When it comes to tax filing, claiming head of household status can provide certain tax benefits, such as a higher standard deduction and potentially lower tax rates. However, claiming head of household status is subject to specific eligibility criteria set by the Internal Revenue Service (IRS).
Generally, to claim head of household status, you need to meet the following requirements:
1. Unmarried or considered unmarried: You must be unmarried on the last day of the tax year or meet specific criteria to be considered unmarried. Typically, this means you must have lived apart from your spouse for more than six months of the year and have a dependent child living with you.
2. Pay for more than half of household expenses: You must have paid for more than half of the cost of maintaining your home during the tax year. This includes expenses such as rent, mortgage, utilities, food, and other necessary living expenses.
Now, regarding the specific situation of having a spouse incarcerated, it can affect your ability to claim head of household status. If your spouse is incarcerated for an entire tax year, you may potentially meet the criteria of being considered unmarried by the IRS. However, it’s crucial to consider other factors such as living arrangements, financial support, and whether you have a dependent child.
If you meet the requirements mentioned earlier and have a qualifying dependent child, you may be eligible to claim head of household status. However, it is recommended to consult with a tax professional or use tax software to ensure you meet all the necessary criteria and correctly file your tax return.
Remember, tax laws can be complex, and individual circumstances can vary. Seeking professional advice is always a wise decision to ensure accurate and compliant tax filing.

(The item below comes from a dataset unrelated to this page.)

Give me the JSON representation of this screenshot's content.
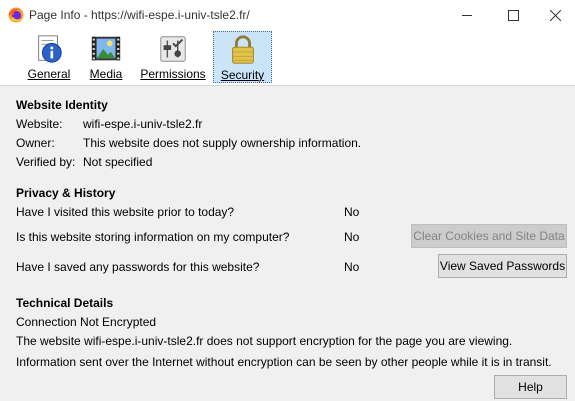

In conclusion, filing taxes when your husband is incarcerated can be a complex and challenging process. It is important to gather all the necessary documents and consult with a tax professional or seek guidance from the IRS to ensure you comply with all the legal requirements. Remember to accurately report your income, consider the appropriate filing status, and explore any potential deductions or credits available to you. Additionally, if you are struggling financially due to your husband’s incarceration, you may be eligible for certain tax relief programs or assistance. Be proactive, stay organized, and seek professional help when needed to ensure a smooth tax filing process during this difficult time.